The report from Blue Cross Blue Shield also shows a link between other health conditions and major depression. Minnesota's millennials ranked second highest in the US behind Utah, with a depression rate of 6.3 percent. Also reports in 2016 say that about 15% of the diagnosed 9 million Americans got affected by depression alone and the remaining 85% were taking other medical treatments.
"The high rates for adolescents and millennials could have a substantial health impact for decades to come", Trent Haywood, the group's senior vice president and chief medical officer, said in a statement. The rate increased faster among millennials (47 percent) and adolescents (47 percent for boys, 65 percent for girls). "Further education and research is needed to identify methods for both physicians and patients to effectively treat major depression and begin a path to recovery and better overall health". The study revealed that, on average, a person with major depression spends more than twice as much on healthcare annually as someone without depression ($10,673 versus $4,283 in 2016).
One potential factor for the quick jump in major depression rates among teens and kids is increased screen time.
Earlier this year, the American Academy of Pediatrics updated its guidelines on treating teen depression, including endorsing a universal screening for children ages 12 and over.
Women living in Minnesota tied with ME for having the highest depression diagnosis rate in the country, with a rate of 8.1 percent.
Whereas, North Dakota has the depression rate of 5%, which is similar to 20 other states of United States.
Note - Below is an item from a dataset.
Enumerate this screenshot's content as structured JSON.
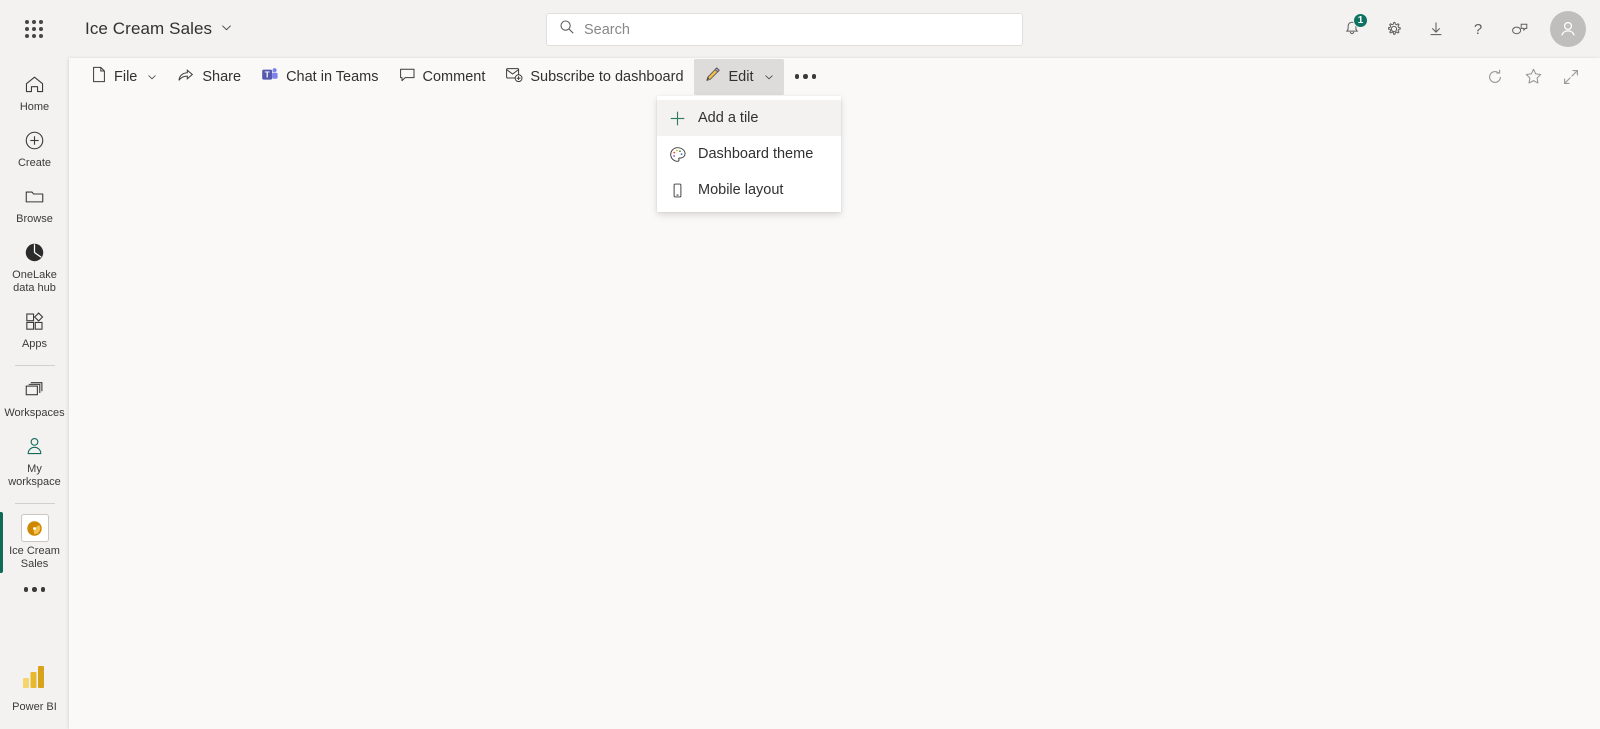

According to the report, Tennessee's rate of depression is five percent, on the upper end of the spectrum.
Utah, Minnesota, Rhode Island, and ME had the highest rates of major depression diagnosis at about 6 percent, while Hawaii had the lowest at 2 percent.
Guastello suggests that higher depression numbers may indicate that more people are recognizing the need to seek assistance.
According to World Health Organisation, more than 300 million people suffer from depression worldwide. "If we can take intervention now, we should see the depression rate plateau and start to decelerate in a few years".